Before: Robert R. Beezer, Ronald M. Gould, and Richard C. Tallman, Circuit Judges.
Order; Dissent by Judge Beezer
Judges Gould and Tallman have voted to deny Appellant's petition for rehearing. Judge Beezer votes to grant the petition for rehearing.
The petition for rehearing is DENIED.
BEEZER, Circuit Judge, dissenting
I would grant Anchrum's petition for rehearing as to Count 3, Interference with a Federal Officer by Means of a Deadly or Dangerous Weapon, 18 U.S.C. § 111.
Anchrum was convicted on Count 3 with an erroneous jury instruction. The district court correctly stated the first two elements: (1) interference with a federal officer (2) while the officer was engaged in official duties.*fn1 For the third element, however, the district court stated, "Third, the defendant used a motor vehicle" instead of "Third, the defendant used a dangerous or deadly weapon." The third element in § 111 is crucial because the first two elements alone constitute an independent crime. See § 111(a). The addition of the third element enhances the penalty from an eight-year to a 20-year statutory maximum. § 111(b).
The erroneous instruction allowed the jury to convict Anchrum by finding only that Anchrum interfered or assaulted Agent Gamache with his vehicle. Anchrum essentially conceded that he assaulted a federal officer with a vehicle but forcefully argued that he did not use the vehicle as a deadly or dangerous weapon in doing so.
At trial, Anchrum conceded that after a vehicle pursuit, Officer Gamache angled his police car to block Anchrum's vehicle in a dead-end side street.
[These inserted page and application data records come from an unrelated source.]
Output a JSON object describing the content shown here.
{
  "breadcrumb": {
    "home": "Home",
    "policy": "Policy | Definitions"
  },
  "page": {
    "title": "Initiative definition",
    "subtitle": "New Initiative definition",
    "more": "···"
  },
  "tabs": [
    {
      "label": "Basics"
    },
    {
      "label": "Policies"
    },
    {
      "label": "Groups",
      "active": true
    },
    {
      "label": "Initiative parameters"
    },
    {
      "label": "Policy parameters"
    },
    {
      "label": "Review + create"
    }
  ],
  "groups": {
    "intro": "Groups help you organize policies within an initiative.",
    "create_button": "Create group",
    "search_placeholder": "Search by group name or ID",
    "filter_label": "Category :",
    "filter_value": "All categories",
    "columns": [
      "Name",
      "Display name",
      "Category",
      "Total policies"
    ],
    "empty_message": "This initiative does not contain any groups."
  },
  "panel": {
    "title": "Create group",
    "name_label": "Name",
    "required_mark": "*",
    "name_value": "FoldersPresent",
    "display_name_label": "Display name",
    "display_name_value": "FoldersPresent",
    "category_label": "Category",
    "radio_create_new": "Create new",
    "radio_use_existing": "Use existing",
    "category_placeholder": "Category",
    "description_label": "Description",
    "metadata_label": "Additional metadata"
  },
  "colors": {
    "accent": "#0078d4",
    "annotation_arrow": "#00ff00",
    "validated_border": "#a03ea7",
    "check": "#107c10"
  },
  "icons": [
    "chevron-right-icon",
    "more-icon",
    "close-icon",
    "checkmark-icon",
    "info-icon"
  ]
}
But Anchrum pointed to Officer Gamache's testimony that Anchrum "was able to squeeze around the front of my vehicle," "scraping [the] right front of my vehicle" and causing a "scrape mark" on the right bumper and damaging the headlight and turn signal assembly. Anchrum argued before the jury that these actions did not constitute using his vehicle as a dangerous or deadly weapon, and he objected to the district court's erroneous jury instruction.
Our opinion admits that the jury instruction was constitutionally erroneous but concludes the error was harmless. I believe the evidence in the record shows that this error was not harmless beyond a reasonable doubt.
Although constitutional error does not require automatic reversal, the standard for constitutional harmless error is high. See Chapman v. California, 386 U.S. 18, 22 (1967) ("[T]here may be some constitutional errors which in . . . a particular case are so unimportant and insignificant that they may, consistent with the Federal Constitution, be deemed harmless, not requiring the automatic reversal of the conviction." (emphasis added)). It must be "clear beyond a reasonable doubt that a rational jury ...